Sex is supposed to be an enjoyable experience, but for some, it can evoke feelings of major anxiety, making the act of sex a dreaded deed rather than something to look forward to.
These feelings are part of what is known as performance anxiety, and it’s a common issue that happens to both men and women of any age.
There are several reasons as to why one might experience sexual dysfunction, which could then lead to performance anxiety in the bedroom, Heide says.
Nervousness of first-time encounters is common, and may cause sexual dysfunction in men in particular, Heide points out, as well as stress. In these cases, it’s not a physical issue, but rather something that has manifested mentally and/or emotionally.
Being overweight and/or having high cholesterol can also be a cause of dysfunction – again, especially in men. In this case, dysfunction can be a result of a health and physical issue.
“Both of these have the effect of narrowing your arteries,” Heide says. “And the vascular system going into your penis is the smallest veins you’re going to find in a man’s body. So if you’re narrowing the vascular system, the penis is going to be affected.”
According to Medical News Today, other causes may include low testosterone levels, smoking, alcohol or drug abuse, nerve damage from diabetes, injury or recent surgery.
For women, body issues can contribute to sexual dysfunction and performance anxiety, as well as painful sex, Heide says.
The Mayo Clinic adds that low estrogen levels after menopause can also be a cause.
Men and women’s performance can also be impacted by cancer treatments, chronic illnesses, disorders, certain medications and depression.
Dealing with performance anxiety doesn’t only impact individuals, but it can have an effect on a relationship should one or both partners be affected.
“The relationship can become asexual,” Heide says. “It can become a relationship where it feels like sex isn’t something you want to tackle because it causes more issues than – sometimes – anything else.”
But should dysfunction and/or performance anxiety be something you or your partner is dealing with, Heide offers some tips on how to navigate and cope.
If the dysfunction is coming from a state of mind, Heide says not to make a big deal out of it with your partner. Instead, be patient, understanding and supportive of your partner.
If this mental state continues to be an issue, then approach sexuality in stages, Heide suggests. Engage in sexual activity in stages and work around it. You don’t have to go from zero to 100 right away. Again, be patient and take baby steps. There are other ways to enjoy each other sexually, Heide says, that doesn’t involve intercourse.
Lastly, sexual counselling may be a good thing to try, Heide says.

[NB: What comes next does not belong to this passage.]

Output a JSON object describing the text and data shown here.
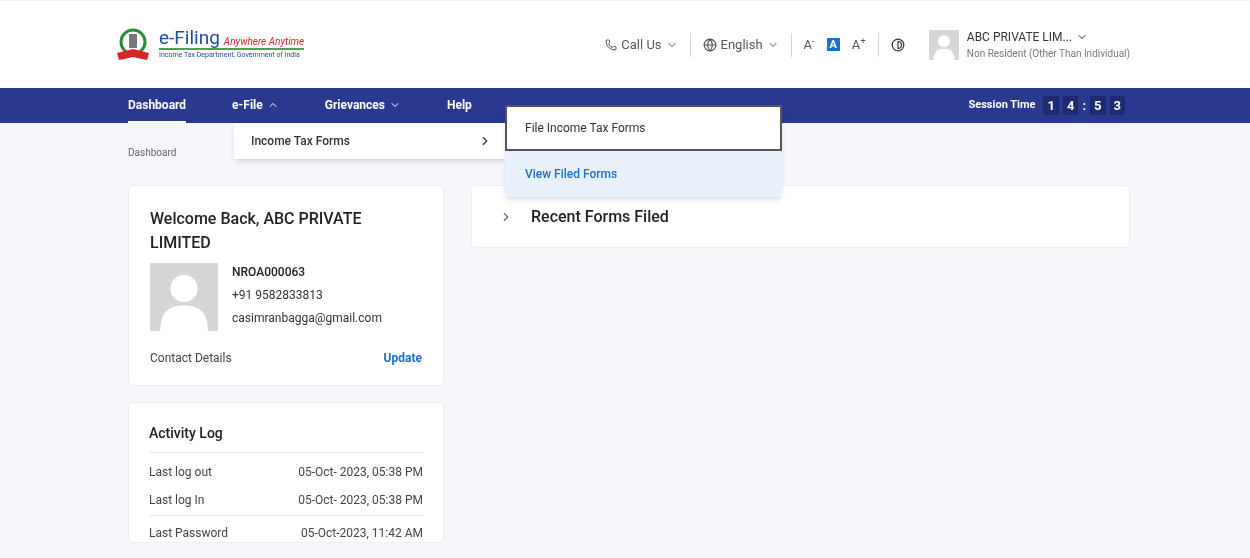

This way, a professional can help you navigate the sensitive issues while keeping the peace between both partners and helping to control any anxiety that may arise.

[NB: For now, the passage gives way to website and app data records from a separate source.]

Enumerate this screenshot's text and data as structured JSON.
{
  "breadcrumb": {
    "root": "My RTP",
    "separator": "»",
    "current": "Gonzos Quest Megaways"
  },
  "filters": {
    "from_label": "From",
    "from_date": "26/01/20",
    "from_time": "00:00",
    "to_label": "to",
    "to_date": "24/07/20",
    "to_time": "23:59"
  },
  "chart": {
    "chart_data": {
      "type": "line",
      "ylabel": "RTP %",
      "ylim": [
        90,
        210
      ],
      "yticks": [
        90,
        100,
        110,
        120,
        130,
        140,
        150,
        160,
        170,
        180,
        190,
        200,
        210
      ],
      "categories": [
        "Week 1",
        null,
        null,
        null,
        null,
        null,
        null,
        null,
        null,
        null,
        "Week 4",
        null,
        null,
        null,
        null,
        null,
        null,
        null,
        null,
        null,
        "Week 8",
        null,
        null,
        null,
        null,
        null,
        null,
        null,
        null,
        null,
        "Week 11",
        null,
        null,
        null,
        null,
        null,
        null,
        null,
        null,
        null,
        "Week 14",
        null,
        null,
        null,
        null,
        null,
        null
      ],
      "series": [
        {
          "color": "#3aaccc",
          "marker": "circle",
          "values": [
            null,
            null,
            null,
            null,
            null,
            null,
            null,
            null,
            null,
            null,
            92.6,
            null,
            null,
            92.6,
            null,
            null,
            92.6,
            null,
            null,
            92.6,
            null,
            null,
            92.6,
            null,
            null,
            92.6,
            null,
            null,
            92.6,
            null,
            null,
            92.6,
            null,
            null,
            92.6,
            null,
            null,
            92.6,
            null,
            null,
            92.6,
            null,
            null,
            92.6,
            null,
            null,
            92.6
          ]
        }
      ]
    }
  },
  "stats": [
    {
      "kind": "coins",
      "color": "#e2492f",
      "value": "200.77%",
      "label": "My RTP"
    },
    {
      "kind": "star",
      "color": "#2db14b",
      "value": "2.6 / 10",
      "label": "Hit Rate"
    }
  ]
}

Should this be a physical issue due to illness or medications, it is then best to consult with your primary physician.